• Exercise details:
What is the number of lines in the entries that include the word "Иванов"? Respond with the number only.

Start of Block

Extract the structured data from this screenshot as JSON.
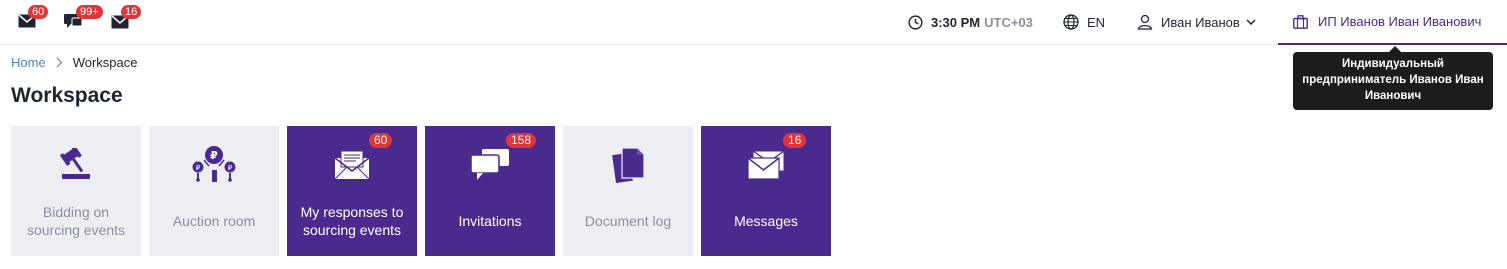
{
  "topbar": {
    "notifications": [
      {
        "icon": "envelope-icon",
        "count": "60"
      },
      {
        "icon": "chat-icon",
        "count": "99+"
      },
      {
        "icon": "envelope-stack-icon",
        "count": "16"
      }
    ],
    "time": {
      "value": "3:30 PM",
      "timezone": "UTC+03",
      "icon": "clock-icon"
    },
    "language": {
      "value": "EN",
      "icon": "globe-icon"
    },
    "user": {
      "name": "Иван Иванов",
      "icon": "user-icon"
    },
    "organization": {
      "name": "ИП Иванов Иван Иванович",
      "icon": "briefcase-icon"
    }
  },
  "tooltip": {
    "text": "Индивидуальный предприниматель Иванов Иван Иванович"
  },
  "breadcrumb": {
    "home": "Home",
    "current": "Workspace"
  },
  "page": {
    "title": "Workspace"
  },
  "tiles": [
    {
      "label": "Bidding on sourcing events",
      "icon": "gavel-icon",
      "style": "light",
      "badge": ""
    },
    {
      "label": "Auction room",
      "icon": "auction-icon",
      "style": "light",
      "badge": ""
    },
    {
      "label": "My responses to sourcing events",
      "icon": "envelope-letter-icon",
      "style": "dark",
      "badge": "60"
    },
    {
      "label": "Invitations",
      "icon": "chat-bubbles-icon",
      "style": "dark",
      "badge": "158"
    },
    {
      "label": "Document log",
      "icon": "documents-icon",
      "style": "light",
      "badge": ""
    },
    {
      "label": "Messages",
      "icon": "envelopes-icon",
      "style": "dark",
      "badge": "16"
    }
  ],
  "colors": {
    "brand": "#4a2a8c",
    "badge": "#e0363b",
    "tile_light": "#eceef2",
    "link": "#4a86c5"
  }
}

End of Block

• Solution for this problem:
3